**** Available data

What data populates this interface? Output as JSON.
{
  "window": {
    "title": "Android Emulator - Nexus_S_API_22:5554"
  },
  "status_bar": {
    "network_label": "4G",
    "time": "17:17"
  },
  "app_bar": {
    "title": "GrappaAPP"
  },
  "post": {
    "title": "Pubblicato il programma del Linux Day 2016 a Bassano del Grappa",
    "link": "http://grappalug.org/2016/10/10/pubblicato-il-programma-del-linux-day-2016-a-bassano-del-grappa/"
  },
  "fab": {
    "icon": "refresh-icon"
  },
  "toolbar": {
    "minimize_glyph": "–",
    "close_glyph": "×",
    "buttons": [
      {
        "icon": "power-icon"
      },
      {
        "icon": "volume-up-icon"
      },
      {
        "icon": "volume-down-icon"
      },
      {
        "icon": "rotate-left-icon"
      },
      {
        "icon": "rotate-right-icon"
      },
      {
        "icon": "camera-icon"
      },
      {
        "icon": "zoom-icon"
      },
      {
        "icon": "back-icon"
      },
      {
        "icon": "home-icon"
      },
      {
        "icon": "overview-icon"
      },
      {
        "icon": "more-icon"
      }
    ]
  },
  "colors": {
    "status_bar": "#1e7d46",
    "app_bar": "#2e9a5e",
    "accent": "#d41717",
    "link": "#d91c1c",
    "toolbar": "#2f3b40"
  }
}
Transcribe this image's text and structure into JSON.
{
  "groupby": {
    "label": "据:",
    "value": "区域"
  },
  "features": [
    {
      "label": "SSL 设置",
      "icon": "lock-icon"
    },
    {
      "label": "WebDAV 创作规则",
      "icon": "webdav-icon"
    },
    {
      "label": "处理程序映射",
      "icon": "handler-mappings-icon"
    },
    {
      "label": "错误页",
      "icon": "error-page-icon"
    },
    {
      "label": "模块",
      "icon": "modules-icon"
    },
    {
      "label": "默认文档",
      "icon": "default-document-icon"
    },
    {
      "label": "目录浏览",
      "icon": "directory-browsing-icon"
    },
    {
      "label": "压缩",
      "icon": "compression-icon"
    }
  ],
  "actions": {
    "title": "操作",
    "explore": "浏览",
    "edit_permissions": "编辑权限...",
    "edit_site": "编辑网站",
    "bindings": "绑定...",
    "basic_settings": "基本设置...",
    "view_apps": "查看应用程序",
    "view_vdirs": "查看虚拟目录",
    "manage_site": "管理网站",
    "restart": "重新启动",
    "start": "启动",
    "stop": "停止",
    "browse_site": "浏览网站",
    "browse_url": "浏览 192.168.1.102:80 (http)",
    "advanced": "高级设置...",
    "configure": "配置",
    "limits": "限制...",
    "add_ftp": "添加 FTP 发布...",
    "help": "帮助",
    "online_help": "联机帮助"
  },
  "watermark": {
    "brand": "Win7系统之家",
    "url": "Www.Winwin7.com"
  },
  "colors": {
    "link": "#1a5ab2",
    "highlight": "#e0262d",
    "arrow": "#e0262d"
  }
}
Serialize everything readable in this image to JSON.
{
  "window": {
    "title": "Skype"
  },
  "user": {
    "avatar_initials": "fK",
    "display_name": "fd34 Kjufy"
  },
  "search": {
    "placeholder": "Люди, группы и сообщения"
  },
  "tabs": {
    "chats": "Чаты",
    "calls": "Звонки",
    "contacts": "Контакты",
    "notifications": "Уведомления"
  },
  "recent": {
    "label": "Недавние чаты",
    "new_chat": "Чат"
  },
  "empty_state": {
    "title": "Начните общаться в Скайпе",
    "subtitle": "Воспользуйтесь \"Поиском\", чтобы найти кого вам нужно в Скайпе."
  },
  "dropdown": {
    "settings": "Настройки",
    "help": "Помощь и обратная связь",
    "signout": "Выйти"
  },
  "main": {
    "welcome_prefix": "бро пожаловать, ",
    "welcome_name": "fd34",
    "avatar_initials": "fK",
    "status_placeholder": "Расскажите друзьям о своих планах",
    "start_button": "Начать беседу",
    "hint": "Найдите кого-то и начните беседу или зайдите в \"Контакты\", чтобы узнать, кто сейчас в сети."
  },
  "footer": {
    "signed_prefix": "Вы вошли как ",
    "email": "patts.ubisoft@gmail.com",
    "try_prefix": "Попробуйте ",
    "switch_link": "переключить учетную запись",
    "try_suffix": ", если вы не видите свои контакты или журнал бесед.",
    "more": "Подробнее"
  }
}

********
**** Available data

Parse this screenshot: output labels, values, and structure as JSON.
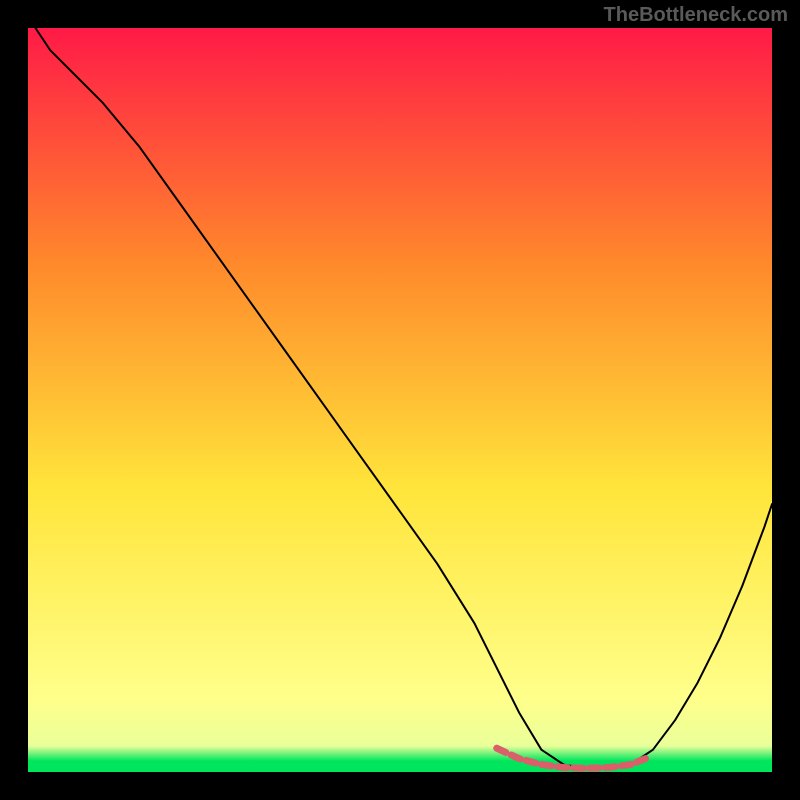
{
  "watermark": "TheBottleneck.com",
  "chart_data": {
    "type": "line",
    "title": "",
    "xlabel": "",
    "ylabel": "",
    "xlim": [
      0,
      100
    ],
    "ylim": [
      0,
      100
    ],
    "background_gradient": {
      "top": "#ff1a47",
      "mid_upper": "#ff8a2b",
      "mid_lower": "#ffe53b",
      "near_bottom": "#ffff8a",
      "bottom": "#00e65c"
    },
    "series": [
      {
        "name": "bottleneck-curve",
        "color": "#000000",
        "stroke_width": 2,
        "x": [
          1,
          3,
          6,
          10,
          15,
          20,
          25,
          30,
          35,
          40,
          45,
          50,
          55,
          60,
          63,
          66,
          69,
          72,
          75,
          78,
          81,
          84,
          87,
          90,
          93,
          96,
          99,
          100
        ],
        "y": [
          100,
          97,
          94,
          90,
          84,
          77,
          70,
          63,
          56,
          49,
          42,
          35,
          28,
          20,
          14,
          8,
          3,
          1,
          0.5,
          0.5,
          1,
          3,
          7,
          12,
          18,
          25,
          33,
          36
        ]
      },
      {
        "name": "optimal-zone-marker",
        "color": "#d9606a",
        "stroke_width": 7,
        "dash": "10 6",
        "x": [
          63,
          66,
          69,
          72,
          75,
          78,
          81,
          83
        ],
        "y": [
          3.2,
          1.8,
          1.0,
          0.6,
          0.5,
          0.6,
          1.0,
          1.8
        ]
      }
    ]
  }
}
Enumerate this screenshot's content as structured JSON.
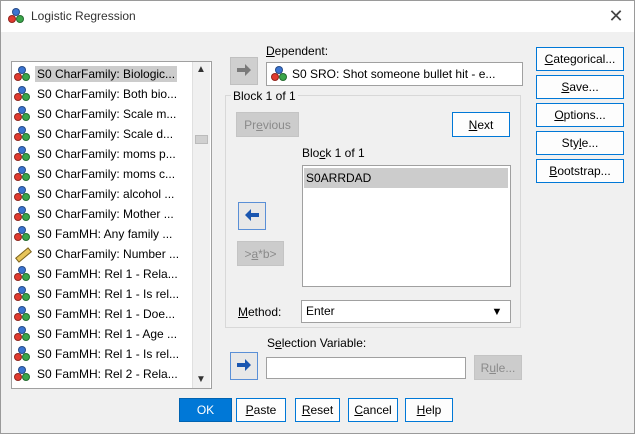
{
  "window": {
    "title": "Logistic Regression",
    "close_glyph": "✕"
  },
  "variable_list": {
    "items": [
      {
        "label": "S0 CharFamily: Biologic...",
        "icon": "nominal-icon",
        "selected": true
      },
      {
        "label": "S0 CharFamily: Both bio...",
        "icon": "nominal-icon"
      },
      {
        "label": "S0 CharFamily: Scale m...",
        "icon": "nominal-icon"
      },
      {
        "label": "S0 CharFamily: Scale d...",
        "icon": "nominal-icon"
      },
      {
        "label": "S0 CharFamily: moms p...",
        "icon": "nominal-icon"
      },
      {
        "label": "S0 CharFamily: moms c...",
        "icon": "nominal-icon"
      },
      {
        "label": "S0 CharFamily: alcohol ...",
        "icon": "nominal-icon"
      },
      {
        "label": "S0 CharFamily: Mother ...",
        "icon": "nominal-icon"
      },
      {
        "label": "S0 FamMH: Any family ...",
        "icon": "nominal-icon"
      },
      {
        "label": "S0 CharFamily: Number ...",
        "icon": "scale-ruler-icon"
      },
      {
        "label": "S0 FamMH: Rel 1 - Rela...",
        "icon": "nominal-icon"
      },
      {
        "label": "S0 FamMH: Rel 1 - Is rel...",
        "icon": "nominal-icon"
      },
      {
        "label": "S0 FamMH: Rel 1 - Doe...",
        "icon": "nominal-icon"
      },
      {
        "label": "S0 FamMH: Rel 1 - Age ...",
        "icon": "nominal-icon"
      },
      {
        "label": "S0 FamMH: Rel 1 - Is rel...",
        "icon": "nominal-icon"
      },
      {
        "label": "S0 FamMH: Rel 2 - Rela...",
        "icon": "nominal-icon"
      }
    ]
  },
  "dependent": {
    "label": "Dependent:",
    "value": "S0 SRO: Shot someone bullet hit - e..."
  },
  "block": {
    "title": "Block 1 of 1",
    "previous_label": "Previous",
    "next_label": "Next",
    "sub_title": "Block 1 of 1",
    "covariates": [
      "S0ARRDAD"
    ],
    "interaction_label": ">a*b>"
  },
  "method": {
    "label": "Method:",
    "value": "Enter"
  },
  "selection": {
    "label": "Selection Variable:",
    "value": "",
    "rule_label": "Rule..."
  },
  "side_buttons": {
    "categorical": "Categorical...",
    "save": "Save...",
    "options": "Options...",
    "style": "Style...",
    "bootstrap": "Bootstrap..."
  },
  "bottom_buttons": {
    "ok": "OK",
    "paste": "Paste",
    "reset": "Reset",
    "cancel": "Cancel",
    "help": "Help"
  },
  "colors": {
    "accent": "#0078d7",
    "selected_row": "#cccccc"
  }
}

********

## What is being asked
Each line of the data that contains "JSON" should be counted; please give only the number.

## Task output
5